To Bear In Mind
There are a few things to bear in mind when considering this kind of work:
- Generally speaking, this kind of work is structured and repetitive, and you may end up working consistantly on a number of objects that look almost exactly the same for months.* This kind of job is better suited to someone who is patient, thorough, with an ability to focus on the hundredth object with the same attention to detail as they showed the first.
- You need a steady hand. Regardless of the type of collections work being undertaken, all museum objects need to be handled with considerable care and having a steady hand is always useful. However, it is particularly important for this kind of work, not only because of the sheer number of objects we were handling, but also because we needed to mark objects with their accession numbersplace on the object. We did this by adding a layer of paraloid (which is removable) in a discrete place on the object and then writing the number on that with a rotring pen- which was ridiculously difficult. If you didn’t have a temperamental pen, you had the problem of writing on an uneven surface, or the paraloid bubbled when you added a second coat. (You can probably tell that this was not my favourite part of the job!)
- It is a very physical job, involving climbing ladders, carrying heavy objects, and more generally crouching or kneeling to measure and number some of the more awkwardly shaped objects.
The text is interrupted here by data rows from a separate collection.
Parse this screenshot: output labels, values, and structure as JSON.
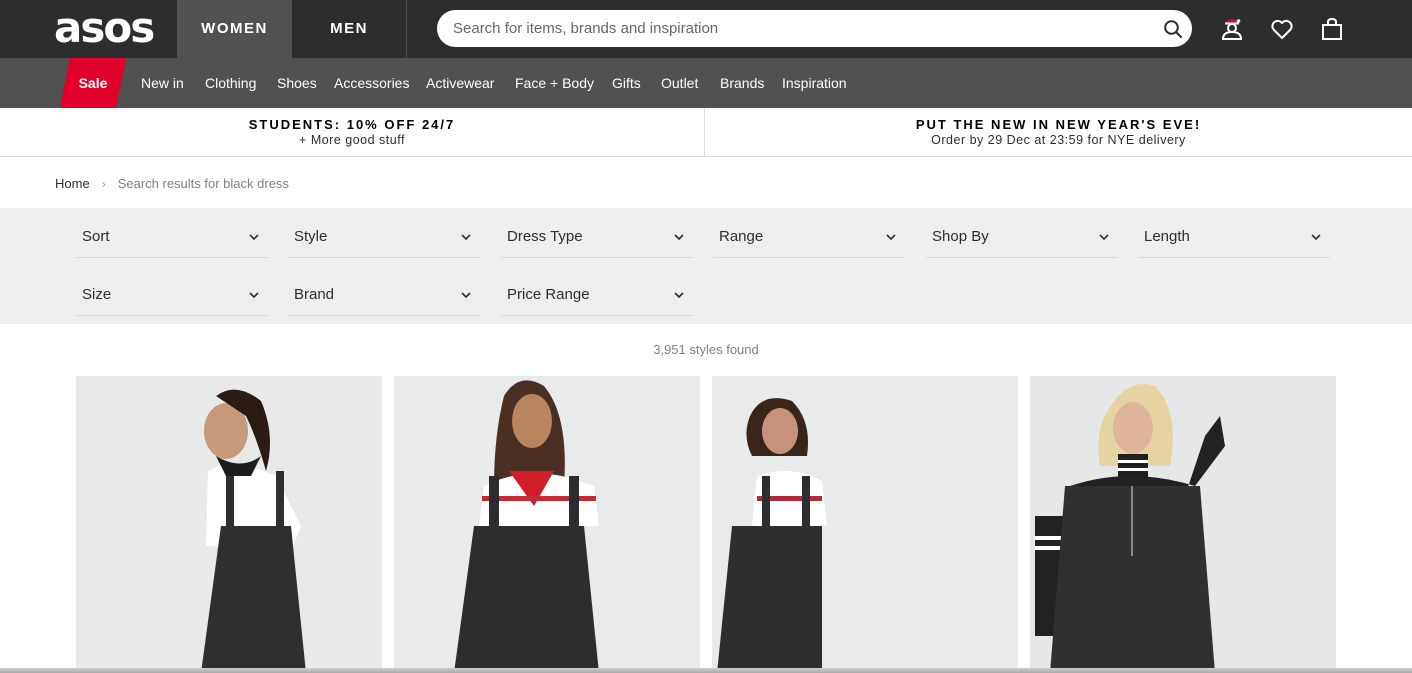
{
  "header": {
    "logo": "asos",
    "gender_tabs": [
      "WOMEN",
      "MEN"
    ],
    "search_placeholder": "Search for items, brands and inspiration",
    "icons": [
      "search-icon",
      "account-icon",
      "wishlist-heart-icon",
      "bag-icon"
    ]
  },
  "nav": {
    "sale": "Sale",
    "items": [
      "New in",
      "Clothing",
      "Shoes",
      "Accessories",
      "Activewear",
      "Face + Body",
      "Gifts",
      "Outlet",
      "Brands",
      "Inspiration"
    ],
    "sale_color": "#e1002a"
  },
  "promos": [
    {
      "title": "STUDENTS: 10% OFF 24/7",
      "subtitle": "+ More good stuff"
    },
    {
      "title": "PUT THE NEW IN NEW YEAR'S EVE!",
      "subtitle": "Order by 29 Dec at 23:59 for NYE delivery"
    }
  ],
  "breadcrumb": {
    "home": "Home",
    "separator": "›",
    "current": "Search results for black dress"
  },
  "filters": [
    "Sort",
    "Style",
    "Dress Type",
    "Range",
    "Shop By",
    "Length",
    "Size",
    "Brand",
    "Price Range"
  ],
  "results": {
    "count_text": "3,951 styles found"
  },
  "products": [
    {
      "image": "black denim pinafore dress with white t-shirt and bandana"
    },
    {
      "image": "black denim dungaree dress with striped t-shirt and red neckerchief"
    },
    {
      "image": "black denim pinafore dress with striped t-shirt"
    },
    {
      "image": "black denim dress with zip front and striped-sleeve top"
    }
  ],
  "colors": {
    "topbar": "#2d2d2d",
    "navbar": "#525050",
    "sale": "#e1002a",
    "filter_bg": "#eeeeee"
  }
}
If this kind of work doesn’t really appeal, then this kind of job may not be a good fit.
*The poisons we inherited not only from the original makers of the objects, but also from former curators and conservators, who we know to have used toxic substances such as arsenic and fomaldehyde as pesticides and preservatives, particularly in the 19th and early 20th centuries.
*I should clarify – it was easy enough for me! I wasn’t involved in deciding how the objects were going to be sorted (before my time).
*For example, can you have too many Fire-Steels? Henry Balfour (the first curator of PRM) didn’t think so! He, like so many of his contemporaries, collected as many variations of the fire-steel (and other methods of starting a fire) in an attempt to create an almost encyclopaedic representation of the subject of fire-making. Obviously, it is amazing to have such a comprehensive collection, but documenting and packing them was a mountain of a task.